In the Catholic community there are more than 7,000 saints. To achieve this status, they must be approved by the Vatican for having lived a life of holiness, purity, goodness and devotion. And soon, a veteran chaplain could be added to this list. After serving and ultimately losing his life in the Korean War, Chaplain Emile KaplaunThe legacy lives on today.
Kapaun served as a Roman Catholic priest in the military during World War II and in the Korean War. During the first, he stayed at the Burma Theater. He was captured as a POW during the Korean War, when he helped feed and feed other prisoners, despite risking his own life.
He eventually died while still contained.
In 1993 Kapaun was made a Servant of God, which is the first step on the path to becoming a Saint in the Catholic faith. He also received a Medal of Honor, then a Purple Heart and was awarded the Legion of Merit, posthumously, after those who served with him rallied around the fact that he was not being properly honored for his brave effort.
In 1956, a Catholic high school also bears his name in Wichita, Kansas, the Chaplain Kapaun Memorial High School.
However, it wasn’t until 2021 that Kapaun’s body was properly identified. The POW Accounting Agency, or DPAA, notified his next of kin and his remains were returned to family members in Kansas who held a formal funeral service.

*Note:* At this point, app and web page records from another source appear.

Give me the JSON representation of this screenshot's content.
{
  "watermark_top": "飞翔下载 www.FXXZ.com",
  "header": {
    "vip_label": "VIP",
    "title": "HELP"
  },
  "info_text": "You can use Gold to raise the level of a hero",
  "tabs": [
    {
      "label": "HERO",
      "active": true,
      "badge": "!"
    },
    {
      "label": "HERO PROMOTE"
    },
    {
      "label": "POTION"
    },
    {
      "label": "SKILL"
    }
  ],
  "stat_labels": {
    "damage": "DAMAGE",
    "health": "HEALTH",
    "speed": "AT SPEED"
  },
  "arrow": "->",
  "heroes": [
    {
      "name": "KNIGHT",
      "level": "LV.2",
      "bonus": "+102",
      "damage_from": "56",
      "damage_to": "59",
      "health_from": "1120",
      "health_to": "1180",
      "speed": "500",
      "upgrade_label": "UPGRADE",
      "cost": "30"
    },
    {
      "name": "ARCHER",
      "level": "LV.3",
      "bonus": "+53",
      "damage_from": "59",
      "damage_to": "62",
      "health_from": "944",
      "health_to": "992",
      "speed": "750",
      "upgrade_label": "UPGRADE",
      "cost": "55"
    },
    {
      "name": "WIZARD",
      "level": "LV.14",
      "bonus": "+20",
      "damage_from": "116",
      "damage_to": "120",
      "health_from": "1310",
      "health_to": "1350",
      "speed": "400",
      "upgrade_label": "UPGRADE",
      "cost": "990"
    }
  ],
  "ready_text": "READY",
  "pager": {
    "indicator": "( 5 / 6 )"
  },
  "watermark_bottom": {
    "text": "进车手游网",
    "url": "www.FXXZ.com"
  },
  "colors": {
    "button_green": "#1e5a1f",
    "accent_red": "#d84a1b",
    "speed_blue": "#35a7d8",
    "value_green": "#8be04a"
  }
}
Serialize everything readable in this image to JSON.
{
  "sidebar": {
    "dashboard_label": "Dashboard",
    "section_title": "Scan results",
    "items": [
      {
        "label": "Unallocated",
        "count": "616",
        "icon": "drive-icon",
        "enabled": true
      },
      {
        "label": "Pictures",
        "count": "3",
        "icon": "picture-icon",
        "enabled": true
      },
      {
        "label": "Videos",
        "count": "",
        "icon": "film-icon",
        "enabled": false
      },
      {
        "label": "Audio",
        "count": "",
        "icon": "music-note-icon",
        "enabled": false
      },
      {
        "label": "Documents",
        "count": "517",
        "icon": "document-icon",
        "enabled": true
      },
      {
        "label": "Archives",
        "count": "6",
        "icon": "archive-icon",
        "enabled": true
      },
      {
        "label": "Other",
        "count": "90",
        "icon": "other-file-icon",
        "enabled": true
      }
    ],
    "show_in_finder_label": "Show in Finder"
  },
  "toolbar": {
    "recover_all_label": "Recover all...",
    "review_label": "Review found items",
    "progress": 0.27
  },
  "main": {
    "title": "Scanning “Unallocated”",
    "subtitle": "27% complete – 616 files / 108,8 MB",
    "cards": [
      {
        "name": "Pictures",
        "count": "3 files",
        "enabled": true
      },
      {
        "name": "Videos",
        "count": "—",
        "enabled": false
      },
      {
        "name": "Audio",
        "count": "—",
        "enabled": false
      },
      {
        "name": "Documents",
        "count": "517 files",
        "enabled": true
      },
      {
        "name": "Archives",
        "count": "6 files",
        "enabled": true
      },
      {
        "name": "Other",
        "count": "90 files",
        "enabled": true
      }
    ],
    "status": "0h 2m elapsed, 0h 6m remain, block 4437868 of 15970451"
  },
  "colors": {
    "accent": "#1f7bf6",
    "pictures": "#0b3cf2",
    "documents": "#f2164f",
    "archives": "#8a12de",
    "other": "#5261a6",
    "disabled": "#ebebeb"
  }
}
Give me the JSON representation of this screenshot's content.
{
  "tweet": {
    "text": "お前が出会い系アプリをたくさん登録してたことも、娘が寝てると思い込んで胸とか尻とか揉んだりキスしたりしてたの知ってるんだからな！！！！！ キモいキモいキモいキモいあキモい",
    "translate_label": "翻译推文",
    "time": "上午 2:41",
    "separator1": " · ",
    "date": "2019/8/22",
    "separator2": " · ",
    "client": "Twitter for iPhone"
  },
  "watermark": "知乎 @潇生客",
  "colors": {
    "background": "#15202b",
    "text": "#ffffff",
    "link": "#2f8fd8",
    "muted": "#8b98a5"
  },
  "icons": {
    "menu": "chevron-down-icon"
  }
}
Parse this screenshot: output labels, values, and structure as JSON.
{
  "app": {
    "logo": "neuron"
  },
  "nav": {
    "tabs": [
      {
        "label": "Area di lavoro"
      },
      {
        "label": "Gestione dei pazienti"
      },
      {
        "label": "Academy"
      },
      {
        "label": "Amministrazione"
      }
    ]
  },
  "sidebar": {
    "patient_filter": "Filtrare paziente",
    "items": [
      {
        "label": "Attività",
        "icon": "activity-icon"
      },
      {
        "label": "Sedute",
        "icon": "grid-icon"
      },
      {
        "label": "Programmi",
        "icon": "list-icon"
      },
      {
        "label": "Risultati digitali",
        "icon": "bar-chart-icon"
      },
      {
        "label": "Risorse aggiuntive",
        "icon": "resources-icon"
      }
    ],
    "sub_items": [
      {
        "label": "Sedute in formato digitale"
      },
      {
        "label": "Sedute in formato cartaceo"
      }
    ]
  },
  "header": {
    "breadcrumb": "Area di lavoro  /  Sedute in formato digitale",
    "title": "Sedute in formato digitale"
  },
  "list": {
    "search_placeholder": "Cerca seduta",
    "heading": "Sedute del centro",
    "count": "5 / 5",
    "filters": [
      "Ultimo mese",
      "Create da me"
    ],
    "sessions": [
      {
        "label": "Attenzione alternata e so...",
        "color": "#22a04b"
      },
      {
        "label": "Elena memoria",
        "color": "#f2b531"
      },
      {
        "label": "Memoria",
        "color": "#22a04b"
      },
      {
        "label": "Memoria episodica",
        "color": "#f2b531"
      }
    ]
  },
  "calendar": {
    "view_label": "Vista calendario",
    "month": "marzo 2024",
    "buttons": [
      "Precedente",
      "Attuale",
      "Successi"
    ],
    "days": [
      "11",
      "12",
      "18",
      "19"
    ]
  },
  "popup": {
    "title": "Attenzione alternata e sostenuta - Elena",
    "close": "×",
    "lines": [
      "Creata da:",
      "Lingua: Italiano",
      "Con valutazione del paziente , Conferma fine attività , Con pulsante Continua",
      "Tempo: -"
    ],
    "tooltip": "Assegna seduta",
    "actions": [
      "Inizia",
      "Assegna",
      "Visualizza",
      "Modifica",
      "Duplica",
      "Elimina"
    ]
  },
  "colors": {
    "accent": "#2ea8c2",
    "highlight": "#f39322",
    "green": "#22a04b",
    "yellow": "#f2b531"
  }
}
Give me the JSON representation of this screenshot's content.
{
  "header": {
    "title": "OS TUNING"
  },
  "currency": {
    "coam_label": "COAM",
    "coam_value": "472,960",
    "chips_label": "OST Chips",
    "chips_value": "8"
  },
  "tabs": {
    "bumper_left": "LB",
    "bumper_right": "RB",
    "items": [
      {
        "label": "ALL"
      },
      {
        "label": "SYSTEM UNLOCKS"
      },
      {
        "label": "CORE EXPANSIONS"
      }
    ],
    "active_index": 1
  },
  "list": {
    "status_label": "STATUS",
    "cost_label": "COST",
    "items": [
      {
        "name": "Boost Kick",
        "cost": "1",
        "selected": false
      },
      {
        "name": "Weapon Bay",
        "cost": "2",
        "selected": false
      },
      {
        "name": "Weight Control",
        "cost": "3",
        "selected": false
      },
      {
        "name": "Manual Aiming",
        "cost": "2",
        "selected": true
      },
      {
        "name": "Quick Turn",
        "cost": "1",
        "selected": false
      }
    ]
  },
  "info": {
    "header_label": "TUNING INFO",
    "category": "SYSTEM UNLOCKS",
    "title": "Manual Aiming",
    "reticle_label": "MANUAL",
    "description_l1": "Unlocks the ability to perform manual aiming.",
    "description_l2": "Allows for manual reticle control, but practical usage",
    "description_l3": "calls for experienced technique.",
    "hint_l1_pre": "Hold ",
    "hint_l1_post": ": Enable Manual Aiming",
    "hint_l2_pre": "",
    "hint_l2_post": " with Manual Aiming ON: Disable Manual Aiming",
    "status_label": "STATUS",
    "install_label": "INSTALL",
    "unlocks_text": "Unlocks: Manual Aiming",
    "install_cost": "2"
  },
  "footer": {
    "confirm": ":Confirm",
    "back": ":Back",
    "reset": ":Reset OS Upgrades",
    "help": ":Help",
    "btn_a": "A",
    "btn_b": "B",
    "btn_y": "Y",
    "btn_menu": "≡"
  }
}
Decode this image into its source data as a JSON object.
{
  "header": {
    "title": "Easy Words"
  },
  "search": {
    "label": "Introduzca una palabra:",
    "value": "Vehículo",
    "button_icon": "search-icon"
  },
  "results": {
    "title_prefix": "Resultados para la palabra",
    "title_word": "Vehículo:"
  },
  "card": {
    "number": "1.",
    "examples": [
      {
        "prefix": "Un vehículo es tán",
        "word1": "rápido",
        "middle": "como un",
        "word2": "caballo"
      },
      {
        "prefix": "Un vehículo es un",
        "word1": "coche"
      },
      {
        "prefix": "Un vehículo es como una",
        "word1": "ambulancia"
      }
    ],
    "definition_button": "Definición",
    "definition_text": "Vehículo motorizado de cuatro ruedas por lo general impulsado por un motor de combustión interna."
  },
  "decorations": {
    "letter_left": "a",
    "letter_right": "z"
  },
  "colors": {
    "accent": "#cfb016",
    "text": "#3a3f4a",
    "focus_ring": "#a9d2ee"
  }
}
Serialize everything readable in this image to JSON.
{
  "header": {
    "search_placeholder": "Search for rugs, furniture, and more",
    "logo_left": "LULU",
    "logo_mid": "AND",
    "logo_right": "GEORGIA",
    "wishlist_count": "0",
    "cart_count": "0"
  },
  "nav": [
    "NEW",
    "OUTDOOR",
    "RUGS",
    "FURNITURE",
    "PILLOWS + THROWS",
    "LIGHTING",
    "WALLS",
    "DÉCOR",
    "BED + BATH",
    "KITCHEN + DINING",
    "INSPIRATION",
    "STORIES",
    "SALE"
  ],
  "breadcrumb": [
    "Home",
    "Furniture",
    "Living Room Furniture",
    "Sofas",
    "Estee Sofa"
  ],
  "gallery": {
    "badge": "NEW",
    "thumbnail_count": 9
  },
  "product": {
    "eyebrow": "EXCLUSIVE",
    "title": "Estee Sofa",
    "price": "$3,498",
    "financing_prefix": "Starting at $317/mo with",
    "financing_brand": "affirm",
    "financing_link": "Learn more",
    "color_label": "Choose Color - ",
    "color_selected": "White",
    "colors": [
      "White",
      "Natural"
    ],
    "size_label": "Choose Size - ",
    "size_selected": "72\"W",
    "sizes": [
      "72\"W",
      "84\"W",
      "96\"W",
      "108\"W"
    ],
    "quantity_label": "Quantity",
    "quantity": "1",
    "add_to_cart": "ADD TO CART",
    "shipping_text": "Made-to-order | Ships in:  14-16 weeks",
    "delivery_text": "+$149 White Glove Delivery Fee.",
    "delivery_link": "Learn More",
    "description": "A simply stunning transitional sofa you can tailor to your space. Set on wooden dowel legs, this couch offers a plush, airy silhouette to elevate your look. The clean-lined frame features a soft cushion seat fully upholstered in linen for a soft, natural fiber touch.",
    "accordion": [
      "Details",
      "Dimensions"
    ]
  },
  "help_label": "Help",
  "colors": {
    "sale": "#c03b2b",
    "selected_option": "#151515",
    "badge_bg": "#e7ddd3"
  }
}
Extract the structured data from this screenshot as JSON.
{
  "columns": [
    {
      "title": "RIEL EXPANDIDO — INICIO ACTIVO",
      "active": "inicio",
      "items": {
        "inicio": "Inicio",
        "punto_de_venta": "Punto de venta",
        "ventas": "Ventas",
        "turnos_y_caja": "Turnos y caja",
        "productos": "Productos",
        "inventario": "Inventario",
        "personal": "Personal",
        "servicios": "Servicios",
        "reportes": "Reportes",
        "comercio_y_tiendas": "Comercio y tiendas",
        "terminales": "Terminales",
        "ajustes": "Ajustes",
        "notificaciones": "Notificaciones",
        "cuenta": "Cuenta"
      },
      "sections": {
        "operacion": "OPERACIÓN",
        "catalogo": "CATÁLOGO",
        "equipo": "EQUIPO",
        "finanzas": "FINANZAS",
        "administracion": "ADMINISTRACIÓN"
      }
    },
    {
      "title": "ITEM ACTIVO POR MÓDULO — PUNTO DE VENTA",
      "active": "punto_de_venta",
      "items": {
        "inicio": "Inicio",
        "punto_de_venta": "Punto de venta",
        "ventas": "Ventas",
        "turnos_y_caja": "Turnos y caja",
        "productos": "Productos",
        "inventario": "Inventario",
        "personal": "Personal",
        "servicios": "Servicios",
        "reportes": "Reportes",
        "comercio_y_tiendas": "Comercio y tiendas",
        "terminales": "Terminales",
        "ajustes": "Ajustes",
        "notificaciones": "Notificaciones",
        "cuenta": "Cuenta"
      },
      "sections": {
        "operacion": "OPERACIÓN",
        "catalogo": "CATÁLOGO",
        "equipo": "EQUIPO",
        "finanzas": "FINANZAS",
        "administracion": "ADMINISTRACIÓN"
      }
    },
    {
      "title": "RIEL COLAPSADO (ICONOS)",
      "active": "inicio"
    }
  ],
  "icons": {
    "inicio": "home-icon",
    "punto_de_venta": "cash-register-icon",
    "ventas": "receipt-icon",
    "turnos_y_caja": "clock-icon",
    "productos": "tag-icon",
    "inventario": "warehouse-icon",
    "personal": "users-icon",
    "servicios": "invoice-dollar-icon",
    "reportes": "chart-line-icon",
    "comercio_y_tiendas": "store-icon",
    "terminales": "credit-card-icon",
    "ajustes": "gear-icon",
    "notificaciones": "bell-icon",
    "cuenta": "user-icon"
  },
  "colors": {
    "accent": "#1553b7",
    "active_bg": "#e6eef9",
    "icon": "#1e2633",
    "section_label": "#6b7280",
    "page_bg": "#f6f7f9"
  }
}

While serving, Kapaun is commended for his selflessness and willingness to celebrate his faith, even when they have been prohibited from doing so in the Korean prison camp from Pyoktong.
In fact, it was because of Kapaun’s own actions that he was captured in the first place. While the 8th Cavalry Regiment was attacked by approximately 20,000 Chinese People’s Volunteer Army soldiers in the Battle of Unsan, it remained while other American forces withdrew. He is credited with running into enemy fire and saving up to 40 men, earning him the Medal of Honor.
Then he and other prisoners had to walk nearly 90 miles to North Korea. Although many prisoners refused the order to transport wounded limbs, he was able to change their minds. This prevented healthy soldiers from receiving further punishment and kept injured men with the group.
In the prison camp, more than 20 soldiers died every day due to bad conditions, including extreme cold, lack of food, lice, disease, etc. However, Kapaun helped keep spirits up by leading prayer and stealing food for others, and risking his life to do so. He also smuggled drugs to help others stay healthy.
Although extremely ill himself, Kapaun still led a sunrise worship service on Easter Sunday in 1951. He died two months later of malnutrition and pneumonia.